By Maria Saporta
The widening gap between rich and poor presents the biggest threat to the fulfillment of Martin Luther King Jr.’s ultimate dream of a nation and world of equal opportunity.
And so it was no coincidence that during this past week’s Operation HOPE Global Forum in Atlanta and during the annual King holiday festivities that one theme kept surfacing – one of “inclusive economics.”
Former President Bill Clinton articulated both the challenges and opportunities that exists when a large share of the wealth is held by just a few people.
“There is growing inequality in America and all over the world,” Clinton said on Saturday at the Operation HOPE summit meeting at the Omni Hotel. “When there’s a widening gap in opportunity, the whole system shuts down.”
Clinton explained that in a consumption-based economy, people must have enough money to be able to buy things in order to keep fueling the .
“Inclusive economics” trumps “trickle-down economics,” Clinton said. “We are supposed to empower people.”
A more inclusive economy works because it expands the circle of participation, said Clinton, using the example of Muhammad Yunus, considered the father of micro-credit. Clinton said he kept urging the Nobel Peace Prize committee to give a medal to Yunus, an economist can measure his success by the lives he has saved.

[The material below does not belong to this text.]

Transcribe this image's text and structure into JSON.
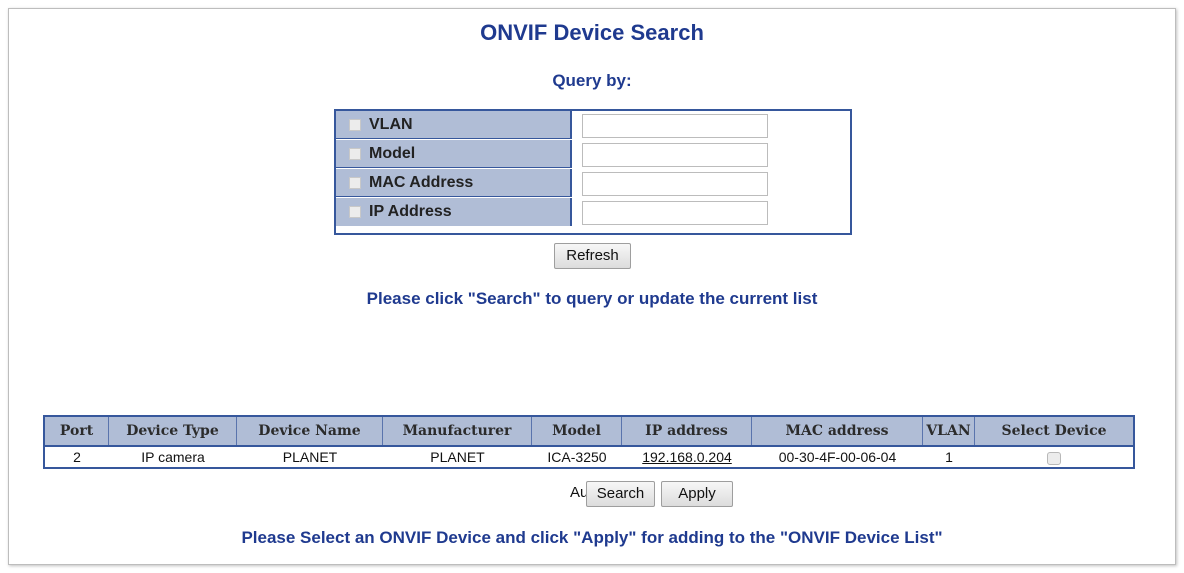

Being a more inclusive economy. It can work. Expanding the circle of participation. Muhammad Yunus, an economist who meassure success by the lives saved.
Clinton then shared a warming: “The more exclusive economics will be inclusive whether you like it or not. It just will be inclusive failure.”
At the Salute to Greatness dinner on Jan. 17 – the top fund-raiser for the King Center, Clinton continued the inclusive theme — this time he talked about both inclusive economics as well as inclusive politics.
On the 50th anniversary of the passage of the Voting Rights Act, Clinton said it is important to honor how inclusive politics help create an inclusive society and they help lead to inclusive economics where “our beloved community and humanity dwarfs our differences.”
It was Julian Castro, the U.S. Secretary of the Department of Housing and Urban Development, who said the challenge in 2015 is to make sure there is a “path to prosperity” for all Americans.
He repeated a saying that former Atlanta Mayor Maynard Jackson used to say about the three “B”s: the ballot, the book and the buck. Jackson understood that minorities needed to be full participants in the economy in order to reach their full potential.
“Breaking the cycle of poverty is tough,” Castro acknowledged. “Wages have barely increased. Many feel like they are running in place.”
Too often, people’s economic destiny is determined by the zip code where they were born and raised.
John Hope Bryant, the founder and CEO of Atlanta-based Operation HOPE, has a grand plan to attack poverty in those very zip codes. Operation HOPE aims to help people improve their credit scores from 500 to 700 as a way of getting them out from under the control of loan sharks and high interest lenders.
With the tagline: “Expanding Free Enterprise for All,” Operation HOPE has started its “Business In A Box” for Middle School and High School students. Four entrepreneurs, who already had won $500 in start-up capital to grow their companies, were invited to make a pitch at the Summit for a $1,000 prize in more funding.
Nicholas of Benjamin E. Mays High School and Isaiah f the New schools at Carver spoke of their successful “Clean Cut Lawn and Gardening” business.
Rayshaun, who attends B.E.S.T. Academy Middle School, has started Frost Productions had an entertainment company willing to offer music mixes and DJ services to a variety of clients and events.
Micrya of Benjamin E. Mays High School has her own jewelry business – Mick’s Jewelry, which she brought to the Summit so she could make some sales.
Muhammad of B.E.S.T. Academy Middle School, has established the “Mobile Mini Mart” – which offers drinks, snacks and school supplies for sale at his school’s campus If he won the first prize, he said he planned to expand his operation.
The judges, which included AOL founder Steve Cases, ended up giving the second- place, third-place and fourth-place winners a grant of $1,000. The overall winner — Muhammad — was given $2,000.
As we try to try to King’s teachings relevant to today’s world, the theme of “inclusive economics” probably would resonate with the civil rights leader along with his themes of nonviolence.
Bryant likes to say that we have gone from civil rights to silver rights.
“Civil rights was about taking our protests to the streets,” Bryant said, adding that there are still division of class and poverty. “Civil rights was about taking our protests to the streets. Silver rights is about taking our protests to the suites.”